     Storage containers are  a good wrap up subject. first use glass as much as possible. food containers must always be thoroughly dried. If not you may be adding bacteria that will spoil the food. Hot foods must cool thoroughly before placing lid tight unless you intend to seal a tight lid and preserve longer then you are in essence hot packing the food with a lid that will vacuum seal shut. Occasionally if I am making homemade almond or soy milk and I have more than a quart I will put the extra in mason jars and vacuum seal. I still store in refrigerator as it will keep a good week or two over the few days otherwise.

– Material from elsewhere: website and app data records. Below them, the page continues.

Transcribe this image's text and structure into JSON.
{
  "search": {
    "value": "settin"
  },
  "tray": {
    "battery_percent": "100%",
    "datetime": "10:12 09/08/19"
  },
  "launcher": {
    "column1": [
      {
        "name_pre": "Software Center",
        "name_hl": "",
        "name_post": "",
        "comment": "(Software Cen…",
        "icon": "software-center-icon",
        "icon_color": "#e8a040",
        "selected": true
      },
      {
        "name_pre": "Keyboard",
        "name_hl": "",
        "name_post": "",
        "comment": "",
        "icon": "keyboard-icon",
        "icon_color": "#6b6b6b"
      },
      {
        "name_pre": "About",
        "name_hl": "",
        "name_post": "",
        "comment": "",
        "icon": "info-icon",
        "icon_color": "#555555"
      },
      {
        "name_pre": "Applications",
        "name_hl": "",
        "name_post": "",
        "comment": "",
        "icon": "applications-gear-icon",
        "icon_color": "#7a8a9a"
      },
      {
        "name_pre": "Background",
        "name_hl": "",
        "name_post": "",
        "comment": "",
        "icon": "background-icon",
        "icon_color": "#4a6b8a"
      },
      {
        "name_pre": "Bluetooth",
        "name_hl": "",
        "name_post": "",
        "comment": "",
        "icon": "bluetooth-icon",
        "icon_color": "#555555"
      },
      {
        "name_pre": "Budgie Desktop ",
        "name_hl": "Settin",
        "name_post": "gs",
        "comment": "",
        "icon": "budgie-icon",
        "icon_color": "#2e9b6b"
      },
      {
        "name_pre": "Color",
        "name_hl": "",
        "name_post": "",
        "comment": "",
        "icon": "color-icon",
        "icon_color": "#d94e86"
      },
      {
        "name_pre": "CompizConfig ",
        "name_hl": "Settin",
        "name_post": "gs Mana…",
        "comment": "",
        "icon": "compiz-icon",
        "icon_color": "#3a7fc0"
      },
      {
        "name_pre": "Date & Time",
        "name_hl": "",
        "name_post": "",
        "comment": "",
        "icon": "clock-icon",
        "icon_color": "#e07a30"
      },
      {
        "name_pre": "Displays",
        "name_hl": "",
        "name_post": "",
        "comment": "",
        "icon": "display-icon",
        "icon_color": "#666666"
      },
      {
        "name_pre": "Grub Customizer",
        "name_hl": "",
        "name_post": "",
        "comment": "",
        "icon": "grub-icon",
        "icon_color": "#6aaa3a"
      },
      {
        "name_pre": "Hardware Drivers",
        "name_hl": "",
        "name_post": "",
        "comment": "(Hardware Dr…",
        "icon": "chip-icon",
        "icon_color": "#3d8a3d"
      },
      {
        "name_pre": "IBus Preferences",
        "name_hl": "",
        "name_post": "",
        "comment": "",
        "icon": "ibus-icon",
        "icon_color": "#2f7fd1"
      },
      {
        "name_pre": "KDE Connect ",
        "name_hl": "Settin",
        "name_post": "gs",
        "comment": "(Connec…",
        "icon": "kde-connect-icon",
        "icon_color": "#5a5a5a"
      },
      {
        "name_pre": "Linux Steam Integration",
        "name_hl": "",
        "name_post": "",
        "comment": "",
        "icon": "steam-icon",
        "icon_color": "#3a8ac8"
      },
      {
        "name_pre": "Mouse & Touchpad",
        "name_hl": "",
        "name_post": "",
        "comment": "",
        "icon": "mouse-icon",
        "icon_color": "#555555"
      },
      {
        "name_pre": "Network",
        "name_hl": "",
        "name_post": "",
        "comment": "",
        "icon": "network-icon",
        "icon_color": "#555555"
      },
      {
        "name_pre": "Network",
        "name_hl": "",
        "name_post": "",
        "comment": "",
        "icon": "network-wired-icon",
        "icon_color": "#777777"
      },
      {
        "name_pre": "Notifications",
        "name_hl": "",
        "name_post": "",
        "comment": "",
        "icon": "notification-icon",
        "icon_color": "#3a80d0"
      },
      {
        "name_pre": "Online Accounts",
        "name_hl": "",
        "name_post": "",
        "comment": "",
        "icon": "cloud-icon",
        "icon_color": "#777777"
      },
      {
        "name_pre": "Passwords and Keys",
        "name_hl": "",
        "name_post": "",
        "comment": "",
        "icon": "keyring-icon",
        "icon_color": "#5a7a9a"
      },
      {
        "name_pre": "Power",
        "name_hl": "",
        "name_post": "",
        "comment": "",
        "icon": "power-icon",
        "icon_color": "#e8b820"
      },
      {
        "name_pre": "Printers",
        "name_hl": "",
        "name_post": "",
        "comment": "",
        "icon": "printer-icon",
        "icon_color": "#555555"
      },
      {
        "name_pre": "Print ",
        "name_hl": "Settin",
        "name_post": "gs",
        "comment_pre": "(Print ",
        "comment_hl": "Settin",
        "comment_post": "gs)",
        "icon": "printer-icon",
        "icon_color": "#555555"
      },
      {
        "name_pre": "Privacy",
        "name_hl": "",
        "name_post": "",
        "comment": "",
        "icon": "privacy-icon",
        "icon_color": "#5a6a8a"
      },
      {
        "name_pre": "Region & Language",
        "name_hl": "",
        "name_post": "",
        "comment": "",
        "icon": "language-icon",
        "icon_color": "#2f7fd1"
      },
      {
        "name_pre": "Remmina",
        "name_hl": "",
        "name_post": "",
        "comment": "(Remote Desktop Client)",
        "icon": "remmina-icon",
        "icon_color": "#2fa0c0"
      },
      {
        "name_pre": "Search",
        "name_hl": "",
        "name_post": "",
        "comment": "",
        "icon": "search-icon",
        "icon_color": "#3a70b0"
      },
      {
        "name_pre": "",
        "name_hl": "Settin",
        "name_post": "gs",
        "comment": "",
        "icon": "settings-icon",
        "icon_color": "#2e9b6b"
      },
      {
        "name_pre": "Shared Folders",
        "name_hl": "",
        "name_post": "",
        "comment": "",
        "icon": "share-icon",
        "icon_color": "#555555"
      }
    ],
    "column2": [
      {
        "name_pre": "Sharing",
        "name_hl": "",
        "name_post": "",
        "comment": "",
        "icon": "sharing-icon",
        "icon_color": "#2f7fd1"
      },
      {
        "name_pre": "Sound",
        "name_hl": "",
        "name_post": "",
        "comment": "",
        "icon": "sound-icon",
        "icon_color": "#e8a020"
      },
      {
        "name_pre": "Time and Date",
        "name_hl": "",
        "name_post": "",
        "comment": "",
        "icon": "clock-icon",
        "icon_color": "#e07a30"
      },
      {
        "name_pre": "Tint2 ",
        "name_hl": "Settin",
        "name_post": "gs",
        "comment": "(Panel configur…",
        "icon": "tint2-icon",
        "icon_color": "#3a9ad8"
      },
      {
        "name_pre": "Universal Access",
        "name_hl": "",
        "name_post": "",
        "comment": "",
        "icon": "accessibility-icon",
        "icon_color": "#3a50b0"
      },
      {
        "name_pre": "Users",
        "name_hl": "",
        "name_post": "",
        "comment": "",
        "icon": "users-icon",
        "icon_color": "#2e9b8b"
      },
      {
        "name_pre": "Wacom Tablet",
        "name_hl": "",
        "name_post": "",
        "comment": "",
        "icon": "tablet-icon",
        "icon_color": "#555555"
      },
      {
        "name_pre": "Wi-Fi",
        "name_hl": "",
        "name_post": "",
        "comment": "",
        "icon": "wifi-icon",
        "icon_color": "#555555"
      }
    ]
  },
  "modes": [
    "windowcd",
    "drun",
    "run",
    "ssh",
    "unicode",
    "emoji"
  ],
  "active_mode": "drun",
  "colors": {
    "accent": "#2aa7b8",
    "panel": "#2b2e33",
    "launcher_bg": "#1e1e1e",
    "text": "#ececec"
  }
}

     Scoops, cups and funnels may need some attention. i like to use scoops with flour and  little cups work for scooping different things. You can make funnels for filling med mouth jars by cutting off the top of a plastice bottle that has the right size for what you are looking for. spice jars often require that kind of custom funnel. 
     Knives and cutting boards should be a separate blog. the reason being is there are all kinds of knives and all kinds of cutting boards and care and sanitation for each one. You may email me to answer any questions I may have sparked here or barely addressed. Thank you for reading and for your interest in my spice and baking mixes. sincerely Kahish
 
 
Spring time is brimming with new. Taking the time to go on nature walks will reveal new plants poking their heads above ground. In Humboldt county we have many herbs and fungi amid the redwoods. Something rarely used in our area are "fiddle heads". It took me eating at a buffet bar in Hawaii to realize people eat these. They are the curled up beginnings of ferns. If boiled they have an asparagus like flavor and texture. I have since learned that in certain parts of the world they are highly coveted as certain mushrooms are. People actually camp out in the areas these things grow to have there stake in the harvest. If you happen to be gathering edible mushrooms or fiddle heads, a fantastic way to enjoy them is with any of the three spice mixes found here. You may also use the winter greens that are still giving you leaves like kale or chard.  simply take a chopped up harvest of greens, mushrooms and/or fiddleheads; sauteed in light amount of oil til color changes and add a sprinkling of "Mojo Mixin", "Tater Teaser" or "Sassy Sausager". Your taste buds will dance and you mouth will spout WOW!
 

 ALL MIXED UP IN HUMBOLDT
Mixes Prepared by Kahish in Humboldt county, Trinidad, California